= Exercise =
Produce a word-for-word copy of the data below.

= Dataset entries =
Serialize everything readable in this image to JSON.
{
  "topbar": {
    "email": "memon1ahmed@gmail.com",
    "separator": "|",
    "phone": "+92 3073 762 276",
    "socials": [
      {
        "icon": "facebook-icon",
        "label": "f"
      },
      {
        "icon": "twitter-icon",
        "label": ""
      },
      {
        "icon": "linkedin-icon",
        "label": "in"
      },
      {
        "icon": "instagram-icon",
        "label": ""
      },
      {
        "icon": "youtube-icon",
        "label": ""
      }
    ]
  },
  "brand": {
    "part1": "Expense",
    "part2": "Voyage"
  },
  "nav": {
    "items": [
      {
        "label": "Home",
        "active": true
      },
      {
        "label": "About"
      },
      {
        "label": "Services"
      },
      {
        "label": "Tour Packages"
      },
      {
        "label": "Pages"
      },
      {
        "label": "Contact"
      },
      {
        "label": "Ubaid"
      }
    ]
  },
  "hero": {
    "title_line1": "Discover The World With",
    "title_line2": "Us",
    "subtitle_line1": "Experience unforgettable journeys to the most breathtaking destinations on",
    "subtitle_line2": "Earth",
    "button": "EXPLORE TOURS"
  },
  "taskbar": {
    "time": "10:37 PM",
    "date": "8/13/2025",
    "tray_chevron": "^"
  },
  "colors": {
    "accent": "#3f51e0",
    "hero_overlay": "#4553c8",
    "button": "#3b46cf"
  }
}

= Result of the task =
Serialize everything readable in this image to JSON.
{
  "topbar": {
    "email": "memon1ahmed@gmail.com",
    "separator": "|",
    "phone": "+92 3073 762 276",
    "socials": [
      {
        "icon": "facebook-icon",
        "label": "f"
      },
      {
        "icon": "twitter-icon",
        "label": ""
      },
      {
        "icon": "linkedin-icon",
        "label": "in"
      },
      {
        "icon": "instagram-icon",
        "label": ""
      },
      {
        "icon": "youtube-icon",
        "label": ""
      }
    ]
  },
  "brand": {
    "part1": "Expense",
    "part2": "Voyage"
  },
  "nav": {
    "items": [
      {
        "label": "Home",
        "active": true
      },
      {
        "label": "About"
      },
      {
        "label": "Services"
      },
      {
        "label": "Tour Packages"
      },
      {
        "label": "Pages"
      },
      {
        "label": "Contact"
      },
      {
        "label": "Ubaid"
      }
    ]
  },
  "hero": {
    "title_line1": "Discover The World With",
    "title_line2": "Us",
    "subtitle_line1": "Experience unforgettable journeys to the most breathtaking destinations on",
    "subtitle_line2": "Earth",
    "button": "EXPLORE TOURS"
  },
  "taskbar": {
    "time": "10:37 PM",
    "date": "8/13/2025",
    "tray_chevron": "^"
  },
  "colors": {
    "accent": "#3f51e0",
    "hero_overlay": "#4553c8",
    "button": "#3b46cf"
  }
}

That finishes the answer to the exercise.